What is needed.
Write out every record in full, keeping each character exactly as it is.

==========

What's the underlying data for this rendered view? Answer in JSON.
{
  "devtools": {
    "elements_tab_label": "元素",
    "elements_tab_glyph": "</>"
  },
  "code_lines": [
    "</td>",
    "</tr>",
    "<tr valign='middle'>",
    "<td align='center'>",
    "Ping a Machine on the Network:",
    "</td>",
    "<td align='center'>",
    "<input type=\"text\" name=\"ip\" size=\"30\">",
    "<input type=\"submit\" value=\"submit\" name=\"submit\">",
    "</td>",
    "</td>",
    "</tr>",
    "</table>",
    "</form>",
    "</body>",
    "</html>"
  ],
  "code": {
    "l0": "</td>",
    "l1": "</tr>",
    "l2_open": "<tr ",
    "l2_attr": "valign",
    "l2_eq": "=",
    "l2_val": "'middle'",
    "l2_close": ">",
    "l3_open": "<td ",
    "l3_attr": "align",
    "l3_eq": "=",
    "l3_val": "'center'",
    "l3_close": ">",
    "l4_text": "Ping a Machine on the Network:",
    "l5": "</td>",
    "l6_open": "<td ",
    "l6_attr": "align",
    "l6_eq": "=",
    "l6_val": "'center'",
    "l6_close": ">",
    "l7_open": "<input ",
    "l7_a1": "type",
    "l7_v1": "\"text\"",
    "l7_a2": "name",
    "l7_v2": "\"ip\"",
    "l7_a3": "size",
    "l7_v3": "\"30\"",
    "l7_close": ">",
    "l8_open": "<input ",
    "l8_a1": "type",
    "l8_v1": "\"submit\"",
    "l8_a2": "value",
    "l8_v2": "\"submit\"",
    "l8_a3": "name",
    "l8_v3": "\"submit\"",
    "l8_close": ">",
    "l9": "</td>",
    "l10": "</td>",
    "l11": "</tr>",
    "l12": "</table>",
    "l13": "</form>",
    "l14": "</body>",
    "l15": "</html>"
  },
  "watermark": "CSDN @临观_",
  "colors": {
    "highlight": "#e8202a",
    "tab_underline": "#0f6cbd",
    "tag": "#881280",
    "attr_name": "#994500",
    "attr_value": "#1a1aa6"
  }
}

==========

Result below.
What's the underlying data for this rendered view? Answer in JSON.
{
  "devtools": {
    "elements_tab_label": "元素",
    "elements_tab_glyph": "</>"
  },
  "code_lines": [
    "</td>",
    "</tr>",
    "<tr valign='middle'>",
    "<td align='center'>",
    "Ping a Machine on the Network:",
    "</td>",
    "<td align='center'>",
    "<input type=\"text\" name=\"ip\" size=\"30\">",
    "<input type=\"submit\" value=\"submit\" name=\"submit\">",
    "</td>",
    "</td>",
    "</tr>",
    "</table>",
    "</form>",
    "</body>",
    "</html>"
  ],
  "code": {
    "l0": "</td>",
    "l1": "</tr>",
    "l2_open": "<tr ",
    "l2_attr": "valign",
    "l2_eq": "=",
    "l2_val": "'middle'",
    "l2_close": ">",
    "l3_open": "<td ",
    "l3_attr": "align",
    "l3_eq": "=",
    "l3_val": "'center'",
    "l3_close": ">",
    "l4_text": "Ping a Machine on the Network:",
    "l5": "</td>",
    "l6_open": "<td ",
    "l6_attr": "align",
    "l6_eq": "=",
    "l6_val": "'center'",
    "l6_close": ">",
    "l7_open": "<input ",
    "l7_a1": "type",
    "l7_v1": "\"text\"",
    "l7_a2": "name",
    "l7_v2": "\"ip\"",
    "l7_a3": "size",
    "l7_v3": "\"30\"",
    "l7_close": ">",
    "l8_open": "<input ",
    "l8_a1": "type",
    "l8_v1": "\"submit\"",
    "l8_a2": "value",
    "l8_v2": "\"submit\"",
    "l8_a3": "name",
    "l8_v3": "\"submit\"",
    "l8_close": ">",
    "l9": "</td>",
    "l10": "</td>",
    "l11": "</tr>",
    "l12": "</table>",
    "l13": "</form>",
    "l14": "</body>",
    "l15": "</html>"
  },
  "watermark": "CSDN @临观_",
  "colors": {
    "highlight": "#e8202a",
    "tab_underline": "#0f6cbd",
    "tag": "#881280",
    "attr_name": "#994500",
    "attr_value": "#1a1aa6"
  }
}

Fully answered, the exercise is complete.